Mole vs Gopher: Tunnels

While moles and gophers both dig subterranean tunnels, their tunnels appear quite different. Moles dig tunnels much closer to the surface, usually between 3-12 inches below the ground. For their tunnels, gophers tend to dig between 6-18 inches below ground. This tendency to dig deep explains why gophers’ nests and food storage chambers can go as deep as 6 feet, while mole nests typically rest only 3 feet below ground. However, what moles lack in depth they more than makeup for in size. While gopher warrens usually span between 200-2,000 square feet, a mole’s territory can stretch for 1-2 acres or over 80,000 square feet. Lastly, the mounds created by the two animals look very different. Gophers create crescent-shaped mounds, while moles create cone-shaped mounds. This conical shape is where the expression “make a mountain out of a molehill” originates. 
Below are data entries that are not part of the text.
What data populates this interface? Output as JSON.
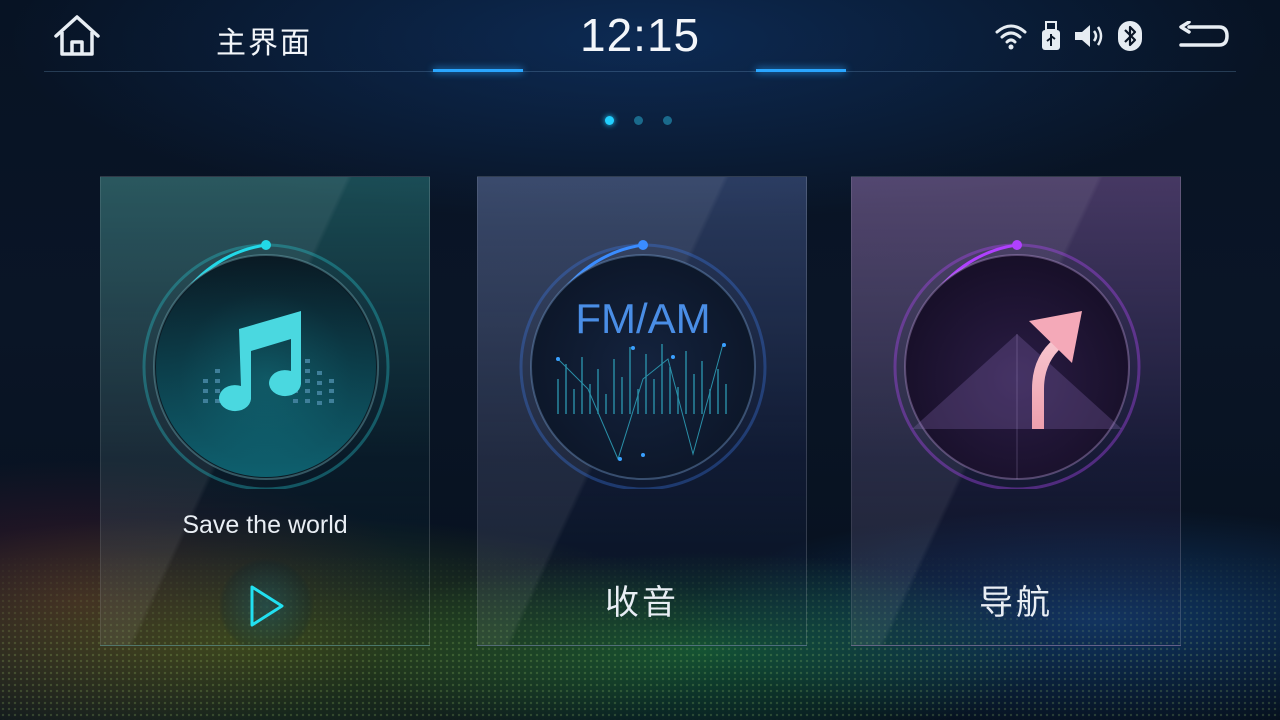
{
  "header": {
    "title": "主界面",
    "time": "12:15",
    "icons": [
      "home-icon",
      "wifi-icon",
      "usb-icon",
      "volume-icon",
      "bluetooth-icon",
      "back-icon"
    ]
  },
  "pager": {
    "count": 3,
    "active": 0
  },
  "cards": [
    {
      "id": "music",
      "label": "Save the world",
      "icon": "music-note-icon",
      "accent": "#22d8e8"
    },
    {
      "id": "radio",
      "label": "收音",
      "dial_text": "FM/AM",
      "icon": "radio-wave-icon",
      "accent": "#3a8cff"
    },
    {
      "id": "navigation",
      "label": "导航",
      "icon": "turn-right-arrow-icon",
      "accent": "#b040ff"
    }
  ],
  "colors": {
    "accent_blue": "#2aa6ff",
    "music": "#22d8e8",
    "radio": "#3a8cff",
    "nav": "#b040ff"
  }
}
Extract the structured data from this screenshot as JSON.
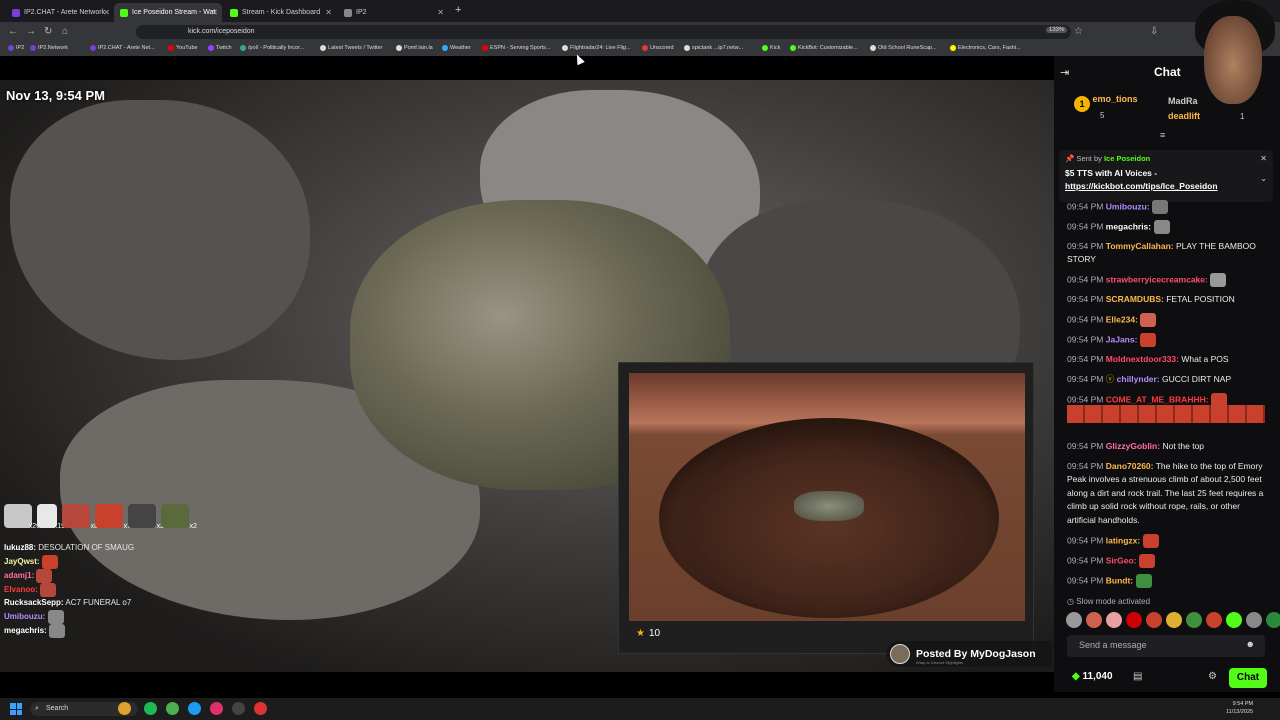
{
  "browser": {
    "tabs": [
      {
        "title": "IP2.CHAT - Arete Network",
        "color": "#7a3fd6"
      },
      {
        "title": "Ice Poseidon Stream - Wat",
        "color": "#53fc18"
      },
      {
        "title": "Stream - Kick Dashboard",
        "color": "#53fc18"
      },
      {
        "title": "IP2",
        "color": "#888888"
      }
    ],
    "url": "kick.com/iceposeidon",
    "zoom": "133%"
  },
  "bookmarks": [
    "IP2",
    "IP2.Network",
    "IP2.CHAT - Arete Net...",
    "YouTube",
    "Twitch",
    "/pol/ - Politically Incor...",
    "Latest Tweets / Twitter",
    "Pomf.lain.la",
    "Weather",
    "ESPN - Serving Sports...",
    "Flightradar24: Live Flig...",
    "Unscored",
    "spictank ...ip7.netw...",
    "Kick",
    "KickBot: Customizable...",
    "Old School RuneScap...",
    "Electronics, Cars, Fashi..."
  ],
  "video": {
    "timestamp": "Nov 13, 9:54 PM",
    "overlay_stars": "10",
    "posted_by": "Posted By MyDogJason",
    "posted_sub": "Wrap.tv Discord Highlights"
  },
  "overlay_emotes": [
    {
      "count": "x26",
      "color": "#c8c8c8"
    },
    {
      "count": "x19",
      "color": "#e8e8e8"
    },
    {
      "count": "x8",
      "color": "#b5483a"
    },
    {
      "count": "x7",
      "color": "#c9402c"
    },
    {
      "count": "x2",
      "color": "#444444"
    },
    {
      "count": "x2",
      "color": "#5a6a3a"
    }
  ],
  "overlay_chat": [
    {
      "user": "lukuz88:",
      "msg": "DESOLATION OF SMAUG",
      "color": "#ffffff"
    },
    {
      "user": "JayQwst:",
      "msg": "",
      "color": "#f5f5a0"
    },
    {
      "user": "adamj1:",
      "msg": "",
      "color": "#ff6fa0"
    },
    {
      "user": "Elvanoo:",
      "msg": "",
      "color": "#ff3b3b"
    },
    {
      "user": "RucksackSepp:",
      "msg": "AC7 FUNERAL o7",
      "color": "#ffffff"
    },
    {
      "user": "Umibouzu:",
      "msg": "",
      "color": "#b48cff"
    },
    {
      "user": "megachris:",
      "msg": "",
      "color": "#ffffff"
    }
  ],
  "chat": {
    "title": "Chat",
    "leaders": {
      "first_rank": "1",
      "first_name": "emo_tions",
      "first_count": "5",
      "second_name": "MadRa",
      "third_name": "deadlift",
      "third_count": "1"
    },
    "pinned": {
      "sent_by_label": "Sent by",
      "sender": "Ice Poseidon",
      "message": "$5 TTS with AI Voices - ",
      "link": "https://kickbot.com/tips/Ice_Poseidon"
    },
    "messages": [
      {
        "time": "09:54 PM",
        "user": "Umibouzu:",
        "text": "",
        "color": "#b48cff",
        "emote": "#777777"
      },
      {
        "time": "09:54 PM",
        "user": "megachris:",
        "text": "",
        "color": "#ffffff",
        "emote": "#888888"
      },
      {
        "time": "09:54 PM",
        "user": "TommyCallahan:",
        "text": "PLAY THE BAMBOO STORY",
        "color": "#ffb84d",
        "emote": ""
      },
      {
        "time": "09:54 PM",
        "user": "strawberryicecreamcake:",
        "text": "",
        "color": "#ff4d6d",
        "emote": "#999999"
      },
      {
        "time": "09:54 PM",
        "user": "SCRAMDUBS:",
        "text": "FETAL POSITION",
        "color": "#ffb84d",
        "emote": ""
      },
      {
        "time": "09:54 PM",
        "user": "Elle234:",
        "text": "",
        "color": "#ffb84d",
        "emote": "#d06050"
      },
      {
        "time": "09:54 PM",
        "user": "JaJans:",
        "text": "",
        "color": "#b48cff",
        "emote": "#c9402c"
      },
      {
        "time": "09:54 PM",
        "user": "Moldnextdoor333:",
        "text": "What a POS",
        "color": "#ff4d6d",
        "emote": ""
      },
      {
        "time": "09:54 PM",
        "user": "chillynder:",
        "text": "GUCCI DIRT NAP",
        "color": "#b48cff",
        "emote": ""
      },
      {
        "time": "09:54 PM",
        "user": "COME_AT_ME_BRAHHH:",
        "text": "",
        "color": "#ff3b3b",
        "emote": "#c9402c"
      },
      {
        "time": "09:54 PM",
        "user": "GlizzyGoblin:",
        "text": "Not the top",
        "color": "#ff6fa0",
        "emote": ""
      },
      {
        "time": "09:54 PM",
        "user": "Dano70260:",
        "text": "The hike to the top of Emory Peak involves a strenuous climb of about 2,500 feet along a dirt and rock trail. The last 25 feet requires a climb up solid rock without rope, rails, or other artificial handholds.",
        "color": "#ffb84d",
        "emote": ""
      },
      {
        "time": "09:54 PM",
        "user": "latingzx:",
        "text": "",
        "color": "#ffb84d",
        "emote": "#c9402c"
      },
      {
        "time": "09:54 PM",
        "user": "SirGeo:",
        "text": "",
        "color": "#ff4d6d",
        "emote": "#c9402c"
      },
      {
        "time": "09:54 PM",
        "user": "Bundt:",
        "text": "",
        "color": "#ffb84d",
        "emote": "#3f8f3f"
      }
    ],
    "slow_mode": "Slow mode activated",
    "placeholder": "Send a message",
    "points": "11,040",
    "chat_button": "Chat",
    "accent": "#53fc18"
  },
  "taskbar": {
    "search": "Search",
    "time": "9:54 PM",
    "date": "11/13/2025"
  }
}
Frequently Asked Questions on the Differences Between Moles and Gophers

Do moles and gophers live in groups or alone?

Moles and gophers are both solitary animals. Outside of the breeding season, they tend to live alone. They can act very territorial, especially around same-sex members of their own species. However, both creatures will occasionally share their tunnels with other creatures. In addition, because of their expansive territories, multiple moles sometimes end up sharing the same tunnel system. 

Do moles and gophers hibernate?

Neither moles nor gophers hibernate. On the contrary, they are both active throughout the year. 

Are moles and gophers nocturnal?

It’s a common misconception that moles sleep during the day and hunt at night. This may be due to the fact that molehills can “spring up” during the night. However, both moles and gophers tend to be active during the day and sleep at night.